Dataset records
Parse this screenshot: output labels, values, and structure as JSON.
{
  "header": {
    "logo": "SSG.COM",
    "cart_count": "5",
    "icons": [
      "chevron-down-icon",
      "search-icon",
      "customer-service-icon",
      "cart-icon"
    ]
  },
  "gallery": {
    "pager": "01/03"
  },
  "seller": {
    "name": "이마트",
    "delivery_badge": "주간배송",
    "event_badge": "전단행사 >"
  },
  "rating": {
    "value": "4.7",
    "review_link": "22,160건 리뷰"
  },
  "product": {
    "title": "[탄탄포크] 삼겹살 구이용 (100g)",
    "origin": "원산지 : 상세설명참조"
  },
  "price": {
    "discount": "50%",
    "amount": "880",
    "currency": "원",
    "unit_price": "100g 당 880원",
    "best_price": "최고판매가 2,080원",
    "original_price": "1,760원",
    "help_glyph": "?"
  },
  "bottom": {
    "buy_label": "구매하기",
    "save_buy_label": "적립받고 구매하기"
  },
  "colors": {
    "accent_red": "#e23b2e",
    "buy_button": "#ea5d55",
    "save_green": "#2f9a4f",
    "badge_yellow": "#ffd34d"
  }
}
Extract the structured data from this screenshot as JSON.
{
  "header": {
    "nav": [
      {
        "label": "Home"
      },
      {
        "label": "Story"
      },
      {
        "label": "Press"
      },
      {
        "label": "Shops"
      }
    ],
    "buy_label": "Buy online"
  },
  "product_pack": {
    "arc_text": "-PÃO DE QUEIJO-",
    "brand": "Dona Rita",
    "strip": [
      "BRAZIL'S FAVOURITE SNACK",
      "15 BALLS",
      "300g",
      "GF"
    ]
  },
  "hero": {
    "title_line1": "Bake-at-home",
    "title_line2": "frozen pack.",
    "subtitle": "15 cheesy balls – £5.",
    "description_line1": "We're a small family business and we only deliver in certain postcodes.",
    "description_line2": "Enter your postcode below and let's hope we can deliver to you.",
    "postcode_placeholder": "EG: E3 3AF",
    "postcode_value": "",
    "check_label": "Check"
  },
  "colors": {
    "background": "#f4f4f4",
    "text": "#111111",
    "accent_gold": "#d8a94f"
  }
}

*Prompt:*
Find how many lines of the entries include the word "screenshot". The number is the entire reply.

*Output for this exercise:*
2